The Nymphaeales are one of the first diverging branches of the flowering plant phylogeny, part of the ANA grade (Amborellales, Nymphaeales, Austrobaileyales). The order of these early lineages, however, is disputed (Borsch et al. 2003; Soltis et al. 2011; Drew et al. 2014; Goremykin et al. 2013, 2015; Gruenstaeudl et al. 2017). The oldest flowering plant fossil is identified as belonging to the Nymphaeales dating to the early Cretaceous, 115–125 Mya (Friis et al. 2001).
 Key
1Plants minute, with simple non-petiolate linear leaves; perianth absent, instead with hyaline bractsHydatellaceae
Plants not minute, with broad petiolate leaves, simple or divided; perianth petaloid2
2Floating leaves lobed or non-lobed, when lobed sagittate or hastate; perianth with six tepals in two trimerous whorls; gynoecium apocarpicCabombaceae
Emergent or floating leaves lobed, cordate; perianth with numerous tepals not in two trimerous whorls; gynoecium syncarpic or partially freeNymphaeaceae
 Distribution
Almost cosmopolitan, temperate and tropical.
 Biostatus
Indigenous (Non-endemic)
Number of species in New Zealand within Nymphaeales Salisb. ex Bercht. & J.Presl
CategoryNumber
Indigenous (Endemic)1
Exotic: Fully Naturalised4
Exotic: Casual1
Total6
 Bibliography
Berchtold, F.W., von; Presl, J.S. 1820: O přirozenosti Rostlin. Krause, Prague.
Borsch, T.; Hilu, K.W.; Quandt, D.; Wilde, V.; Neinhuis, C.; Barthlott, W. 2003: Non-coding plastid trnT-TrnF sequences reveal a well resolved phylogeny of basal angiosperms. Journal of Evolutionary Biology 16: 558–576.
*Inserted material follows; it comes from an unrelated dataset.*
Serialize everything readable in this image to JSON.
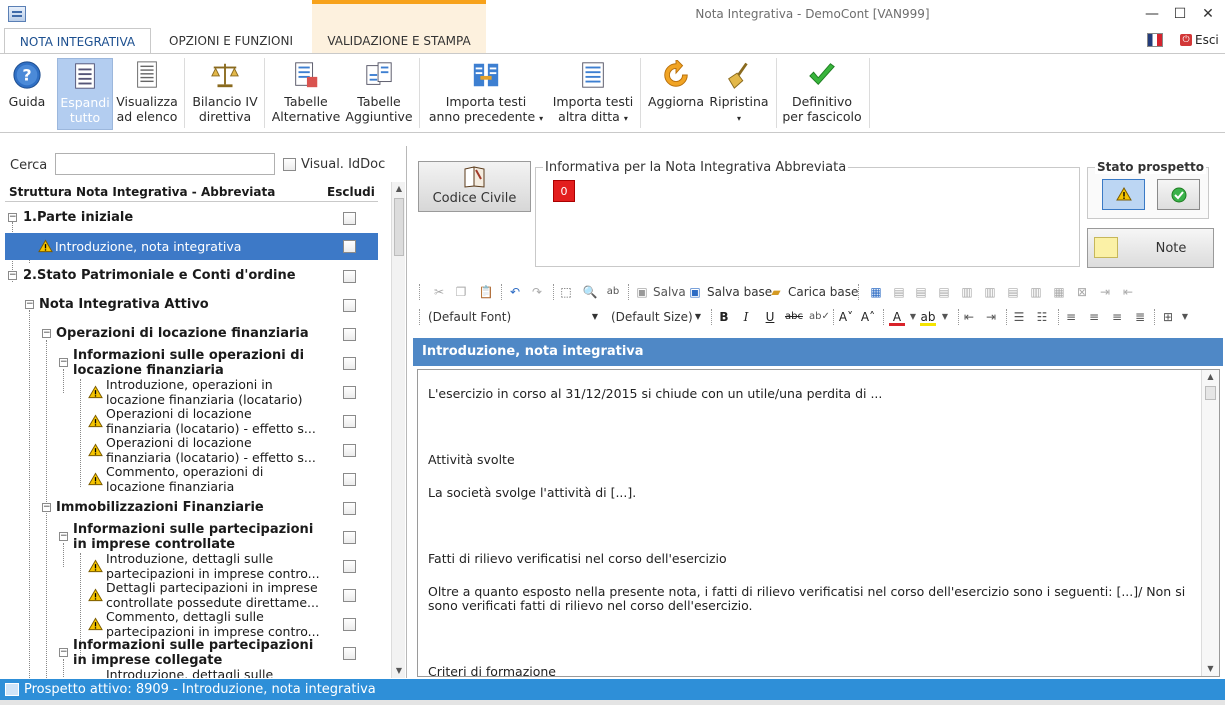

Cronquist, A. 1988: The evolution and classification of flowering plants. The New York Botanic Gardens, New York.
Drew, B.T.; Ruhfel, B.R.; Smith, S.A.; Moore, M.J.; Briggs, B.G.; Gitzendanner, M.A.; Soltis, P.S.; Soltis, D.E. 2014: Another look at the root of the angiosperms reveals a familiar tale. Systematic Biology 63(3): 368–382.
Friis, E.M.; Pedersen, K.R.; Crane, P.R. 2001: Fossil evidence of water lilies (Nymphaeaceae) in the Early Cretaceous. Nature 410: 357–360.
Goremykin, V.V.; Nikiforova, S.V.; Biggs, P.J.; Zhong, B.; Delange, P.; Martin, W.; Woetzel, S.; Atherton, R.A.; McLenachan, P.A.; Lockhart, P.J. 2013: The evolutionary root of flowering plants. Systematic Biology 62: 50–61.
Goremykin, V.V.; Nikiforova, S.V.; Cavalieri, D.; Pindo, M.; Lockhart, P.J. 2015: The root of flowering plants and total evidence. Systematic Biology 64: 879–891.
Gruenstaeudl, M.; Nauheimer, L.; Borsch, T. 2017: Plastid genome structure and phylogenomics of Nymphaeales: conserved gene order and new insights in relationships. Plant Systematics and Evolution 303: 1251–1270.
Mabberley, D.J. 2008: Mabberley's plant book, a portable dictionary of plants, their classification and uses. Edition 3. Cambridge University Press.
Soltis, D.E; Smith, S.A.; Cellinese, N.; Wurdack, K.J.; Tank, D.C.; Brockington, S.F.; Refulio–Rodriguez, N.F.; Walker, J.B.; Moore, M.J.; Carlsward, B.S.; Bell, C.D.; Latvis, M.; Crawley, S.; Black, C.; Diouf, D.; Xi, Z.; Rushworth, C.A.; Gitzendanner, M.A.; Sytsma, K.J.; Qiu, Y.L.; Hilu, K.W.; Davis, C.C.; Sanderson, M.J.; Beaman, R.S.; Olmstead, R.G.; Judd, W.S.; Donoghue, M.J.; Soltis, P.S. 2011: Angiosperm phylogeny: 17 genes, 640 taxa. American Journal of Botany 98: 704–730.
Warner, K.A.; Rudall, P.J.; Frohlich, M.W. 2009: Environmental control of sepalness and petalness in perianth organs of waterlilies: a new Mosaic Theory for the evolutionary origin of a differentiated perianth. Journal of Experimental Botany 60(12): 3559–3574.